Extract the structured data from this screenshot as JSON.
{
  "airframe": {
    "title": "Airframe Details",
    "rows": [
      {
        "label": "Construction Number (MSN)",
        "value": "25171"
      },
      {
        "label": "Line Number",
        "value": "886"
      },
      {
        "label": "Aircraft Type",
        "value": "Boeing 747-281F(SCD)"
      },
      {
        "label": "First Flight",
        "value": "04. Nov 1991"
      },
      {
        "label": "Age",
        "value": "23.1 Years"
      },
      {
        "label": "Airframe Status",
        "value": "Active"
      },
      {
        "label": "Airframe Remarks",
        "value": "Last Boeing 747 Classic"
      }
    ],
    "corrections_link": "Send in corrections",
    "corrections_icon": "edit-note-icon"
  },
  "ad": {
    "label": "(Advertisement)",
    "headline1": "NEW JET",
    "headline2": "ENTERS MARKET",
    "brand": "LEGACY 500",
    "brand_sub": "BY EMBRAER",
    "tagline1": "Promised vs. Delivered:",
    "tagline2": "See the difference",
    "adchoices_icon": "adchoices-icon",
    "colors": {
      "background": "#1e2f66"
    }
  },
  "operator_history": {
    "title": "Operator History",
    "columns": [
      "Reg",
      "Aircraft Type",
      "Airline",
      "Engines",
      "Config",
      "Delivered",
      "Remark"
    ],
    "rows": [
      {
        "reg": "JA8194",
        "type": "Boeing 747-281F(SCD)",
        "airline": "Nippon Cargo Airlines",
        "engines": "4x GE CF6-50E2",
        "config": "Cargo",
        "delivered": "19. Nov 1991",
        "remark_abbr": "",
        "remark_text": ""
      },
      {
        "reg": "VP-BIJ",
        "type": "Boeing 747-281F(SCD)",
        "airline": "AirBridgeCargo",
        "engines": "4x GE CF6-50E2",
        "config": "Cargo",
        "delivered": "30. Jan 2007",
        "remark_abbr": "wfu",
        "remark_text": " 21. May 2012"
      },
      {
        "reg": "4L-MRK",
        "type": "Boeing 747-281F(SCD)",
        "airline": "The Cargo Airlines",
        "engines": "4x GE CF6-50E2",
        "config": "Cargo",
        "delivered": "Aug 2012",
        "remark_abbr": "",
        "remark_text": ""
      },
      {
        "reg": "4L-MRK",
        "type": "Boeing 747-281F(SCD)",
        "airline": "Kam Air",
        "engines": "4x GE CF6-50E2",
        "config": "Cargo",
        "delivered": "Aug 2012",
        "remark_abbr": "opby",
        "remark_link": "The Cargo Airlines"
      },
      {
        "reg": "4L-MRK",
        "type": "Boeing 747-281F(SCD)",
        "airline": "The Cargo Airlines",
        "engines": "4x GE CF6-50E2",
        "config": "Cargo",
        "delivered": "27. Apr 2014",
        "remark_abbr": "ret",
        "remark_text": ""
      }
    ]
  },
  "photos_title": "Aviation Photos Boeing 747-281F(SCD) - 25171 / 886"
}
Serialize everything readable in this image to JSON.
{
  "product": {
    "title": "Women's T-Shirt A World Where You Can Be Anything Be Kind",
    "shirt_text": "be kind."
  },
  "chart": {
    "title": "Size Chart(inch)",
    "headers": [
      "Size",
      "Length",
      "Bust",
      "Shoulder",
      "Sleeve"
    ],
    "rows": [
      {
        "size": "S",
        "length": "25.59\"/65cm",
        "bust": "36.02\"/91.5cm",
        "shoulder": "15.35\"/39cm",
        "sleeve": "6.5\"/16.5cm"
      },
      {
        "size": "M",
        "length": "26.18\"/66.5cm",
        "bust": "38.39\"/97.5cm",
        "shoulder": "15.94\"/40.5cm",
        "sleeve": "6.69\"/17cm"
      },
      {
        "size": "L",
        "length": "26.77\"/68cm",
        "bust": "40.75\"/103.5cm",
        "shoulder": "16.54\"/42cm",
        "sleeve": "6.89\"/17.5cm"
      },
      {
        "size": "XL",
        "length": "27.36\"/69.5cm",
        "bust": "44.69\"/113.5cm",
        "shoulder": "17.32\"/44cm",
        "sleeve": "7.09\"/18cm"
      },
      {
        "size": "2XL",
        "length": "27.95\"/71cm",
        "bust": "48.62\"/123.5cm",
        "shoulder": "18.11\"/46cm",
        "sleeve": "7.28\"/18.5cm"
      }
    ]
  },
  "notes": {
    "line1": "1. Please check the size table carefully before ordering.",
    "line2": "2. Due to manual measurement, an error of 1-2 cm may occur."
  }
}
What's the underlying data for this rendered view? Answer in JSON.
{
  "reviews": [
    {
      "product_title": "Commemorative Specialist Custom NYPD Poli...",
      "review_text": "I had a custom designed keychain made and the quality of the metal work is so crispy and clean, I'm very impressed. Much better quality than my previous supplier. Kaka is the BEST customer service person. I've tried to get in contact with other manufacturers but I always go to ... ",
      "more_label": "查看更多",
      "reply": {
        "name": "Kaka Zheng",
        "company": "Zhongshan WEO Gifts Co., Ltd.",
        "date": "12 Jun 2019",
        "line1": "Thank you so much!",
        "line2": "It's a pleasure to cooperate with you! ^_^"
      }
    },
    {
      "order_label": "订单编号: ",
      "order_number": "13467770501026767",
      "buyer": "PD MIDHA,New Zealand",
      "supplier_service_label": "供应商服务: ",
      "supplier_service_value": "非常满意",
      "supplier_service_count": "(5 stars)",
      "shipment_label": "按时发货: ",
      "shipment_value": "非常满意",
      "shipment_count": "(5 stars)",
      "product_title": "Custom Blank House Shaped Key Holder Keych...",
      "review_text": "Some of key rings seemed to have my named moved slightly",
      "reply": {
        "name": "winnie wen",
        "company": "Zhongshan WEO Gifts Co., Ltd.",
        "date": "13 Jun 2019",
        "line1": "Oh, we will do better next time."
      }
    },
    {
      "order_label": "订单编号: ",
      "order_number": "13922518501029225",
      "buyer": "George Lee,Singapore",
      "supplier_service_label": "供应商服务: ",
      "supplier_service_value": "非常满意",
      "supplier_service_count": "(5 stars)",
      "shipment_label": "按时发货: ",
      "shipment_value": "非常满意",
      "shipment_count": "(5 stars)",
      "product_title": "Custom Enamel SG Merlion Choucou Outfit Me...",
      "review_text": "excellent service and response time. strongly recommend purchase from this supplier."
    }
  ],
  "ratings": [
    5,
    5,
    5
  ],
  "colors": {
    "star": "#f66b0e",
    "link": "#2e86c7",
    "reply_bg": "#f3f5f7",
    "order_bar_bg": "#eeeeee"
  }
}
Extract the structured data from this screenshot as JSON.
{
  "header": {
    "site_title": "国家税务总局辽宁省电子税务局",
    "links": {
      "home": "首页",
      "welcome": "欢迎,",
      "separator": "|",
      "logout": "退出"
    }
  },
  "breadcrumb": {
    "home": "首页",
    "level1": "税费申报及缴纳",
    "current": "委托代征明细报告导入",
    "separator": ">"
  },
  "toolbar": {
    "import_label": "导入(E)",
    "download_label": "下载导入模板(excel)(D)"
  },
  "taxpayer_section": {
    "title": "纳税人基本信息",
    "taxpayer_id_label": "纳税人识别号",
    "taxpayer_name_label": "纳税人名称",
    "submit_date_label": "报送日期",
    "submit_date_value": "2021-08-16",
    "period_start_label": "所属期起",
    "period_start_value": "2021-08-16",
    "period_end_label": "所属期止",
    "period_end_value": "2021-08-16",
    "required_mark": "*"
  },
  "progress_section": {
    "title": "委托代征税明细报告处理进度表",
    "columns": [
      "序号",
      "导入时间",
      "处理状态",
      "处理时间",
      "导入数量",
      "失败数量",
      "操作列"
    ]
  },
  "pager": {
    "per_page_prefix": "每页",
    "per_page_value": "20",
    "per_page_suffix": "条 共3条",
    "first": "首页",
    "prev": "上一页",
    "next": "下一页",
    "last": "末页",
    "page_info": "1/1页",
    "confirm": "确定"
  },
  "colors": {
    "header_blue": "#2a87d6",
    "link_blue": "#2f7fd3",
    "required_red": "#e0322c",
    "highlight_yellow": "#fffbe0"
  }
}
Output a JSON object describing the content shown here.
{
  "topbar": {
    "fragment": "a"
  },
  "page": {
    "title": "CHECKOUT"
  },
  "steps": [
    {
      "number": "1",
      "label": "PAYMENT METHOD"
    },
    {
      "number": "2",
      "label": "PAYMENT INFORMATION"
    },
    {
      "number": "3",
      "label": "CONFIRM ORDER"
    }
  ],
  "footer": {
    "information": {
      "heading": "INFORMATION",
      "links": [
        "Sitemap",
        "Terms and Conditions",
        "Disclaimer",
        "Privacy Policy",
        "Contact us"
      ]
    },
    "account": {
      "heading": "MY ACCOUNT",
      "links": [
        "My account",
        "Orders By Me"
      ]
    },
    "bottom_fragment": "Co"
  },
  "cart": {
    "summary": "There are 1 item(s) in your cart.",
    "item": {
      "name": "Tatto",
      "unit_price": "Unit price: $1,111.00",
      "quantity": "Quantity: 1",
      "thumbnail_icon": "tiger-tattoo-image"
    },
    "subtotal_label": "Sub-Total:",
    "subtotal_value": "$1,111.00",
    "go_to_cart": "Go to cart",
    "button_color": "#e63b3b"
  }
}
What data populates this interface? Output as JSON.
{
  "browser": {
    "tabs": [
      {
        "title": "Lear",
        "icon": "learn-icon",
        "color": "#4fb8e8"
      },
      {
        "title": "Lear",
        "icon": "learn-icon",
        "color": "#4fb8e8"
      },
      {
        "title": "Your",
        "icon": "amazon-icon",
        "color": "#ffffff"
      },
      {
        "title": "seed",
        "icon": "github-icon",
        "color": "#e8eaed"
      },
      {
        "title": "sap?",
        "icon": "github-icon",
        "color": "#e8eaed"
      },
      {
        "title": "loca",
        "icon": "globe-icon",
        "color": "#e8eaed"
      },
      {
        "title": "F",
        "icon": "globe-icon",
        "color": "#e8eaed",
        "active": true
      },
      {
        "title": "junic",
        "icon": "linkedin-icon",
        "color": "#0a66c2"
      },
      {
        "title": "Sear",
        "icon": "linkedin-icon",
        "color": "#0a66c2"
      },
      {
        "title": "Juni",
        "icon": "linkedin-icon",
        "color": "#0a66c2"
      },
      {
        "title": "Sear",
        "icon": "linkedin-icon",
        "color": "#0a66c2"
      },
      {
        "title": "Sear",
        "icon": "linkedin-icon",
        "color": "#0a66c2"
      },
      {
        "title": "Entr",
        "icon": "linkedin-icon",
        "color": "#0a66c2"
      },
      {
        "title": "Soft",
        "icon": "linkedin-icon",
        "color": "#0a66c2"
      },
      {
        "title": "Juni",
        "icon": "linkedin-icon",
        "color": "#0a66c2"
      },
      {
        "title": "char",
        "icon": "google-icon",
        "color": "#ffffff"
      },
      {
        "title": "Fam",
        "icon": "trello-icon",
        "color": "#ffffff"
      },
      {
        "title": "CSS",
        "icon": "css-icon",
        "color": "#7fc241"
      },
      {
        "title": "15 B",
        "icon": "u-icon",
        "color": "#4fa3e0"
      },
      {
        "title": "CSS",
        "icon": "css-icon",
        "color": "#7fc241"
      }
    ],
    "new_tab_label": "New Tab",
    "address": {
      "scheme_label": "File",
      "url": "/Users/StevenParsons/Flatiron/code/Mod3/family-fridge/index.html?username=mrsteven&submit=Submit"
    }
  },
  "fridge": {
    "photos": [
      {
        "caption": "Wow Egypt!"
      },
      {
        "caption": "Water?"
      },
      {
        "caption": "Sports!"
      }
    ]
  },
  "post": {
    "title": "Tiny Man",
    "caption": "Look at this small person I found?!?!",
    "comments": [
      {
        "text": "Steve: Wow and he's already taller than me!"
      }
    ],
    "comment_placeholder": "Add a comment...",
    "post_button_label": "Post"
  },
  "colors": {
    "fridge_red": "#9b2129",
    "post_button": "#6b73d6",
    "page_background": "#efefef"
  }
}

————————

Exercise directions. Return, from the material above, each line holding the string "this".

Answer to the exercise.
Extract the structured data from this screenshot as JSON.
Serialize everything readable in this image to JSON.
What's the underlying data for this rendered view? Answer in JSON.
      "review_text": "excellent service and response time. strongly recommend purchase from this supplier."
Extract the structured data from this screenshot as JSON.
What data populates this interface? Output as JSON.
    "caption": "Look at this small person I found?!?!",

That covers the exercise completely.